───── MATERIAL PROVIDED
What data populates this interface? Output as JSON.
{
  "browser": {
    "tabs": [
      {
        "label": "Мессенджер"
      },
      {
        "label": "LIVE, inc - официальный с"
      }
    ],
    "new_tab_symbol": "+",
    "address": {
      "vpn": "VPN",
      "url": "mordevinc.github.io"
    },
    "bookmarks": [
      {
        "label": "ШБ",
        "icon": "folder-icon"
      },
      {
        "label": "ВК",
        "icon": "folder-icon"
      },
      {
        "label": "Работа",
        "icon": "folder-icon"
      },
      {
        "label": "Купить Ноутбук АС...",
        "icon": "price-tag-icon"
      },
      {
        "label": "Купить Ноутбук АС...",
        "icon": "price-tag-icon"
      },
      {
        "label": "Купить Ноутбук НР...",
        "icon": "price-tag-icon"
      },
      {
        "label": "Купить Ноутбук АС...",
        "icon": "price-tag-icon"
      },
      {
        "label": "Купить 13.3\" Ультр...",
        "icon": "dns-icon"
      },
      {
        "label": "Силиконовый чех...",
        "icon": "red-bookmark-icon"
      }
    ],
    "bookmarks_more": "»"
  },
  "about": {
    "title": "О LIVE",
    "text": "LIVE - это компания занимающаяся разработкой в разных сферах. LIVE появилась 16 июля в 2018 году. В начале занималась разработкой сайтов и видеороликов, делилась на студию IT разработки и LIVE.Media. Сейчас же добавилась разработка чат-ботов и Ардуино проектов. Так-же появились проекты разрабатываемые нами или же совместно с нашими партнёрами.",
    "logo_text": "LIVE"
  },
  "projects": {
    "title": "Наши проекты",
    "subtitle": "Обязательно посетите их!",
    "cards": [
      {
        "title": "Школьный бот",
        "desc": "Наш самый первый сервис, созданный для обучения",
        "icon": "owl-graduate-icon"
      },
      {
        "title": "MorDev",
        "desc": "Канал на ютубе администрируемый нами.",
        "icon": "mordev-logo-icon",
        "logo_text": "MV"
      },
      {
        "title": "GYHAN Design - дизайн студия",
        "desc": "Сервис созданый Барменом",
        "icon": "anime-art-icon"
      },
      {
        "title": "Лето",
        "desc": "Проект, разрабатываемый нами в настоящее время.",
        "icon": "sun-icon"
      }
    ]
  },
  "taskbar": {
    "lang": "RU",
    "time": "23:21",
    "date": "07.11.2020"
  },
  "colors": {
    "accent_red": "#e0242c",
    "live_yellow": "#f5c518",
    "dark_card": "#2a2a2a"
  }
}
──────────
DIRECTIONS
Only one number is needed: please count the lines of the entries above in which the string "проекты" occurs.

ANSWER BELOW
2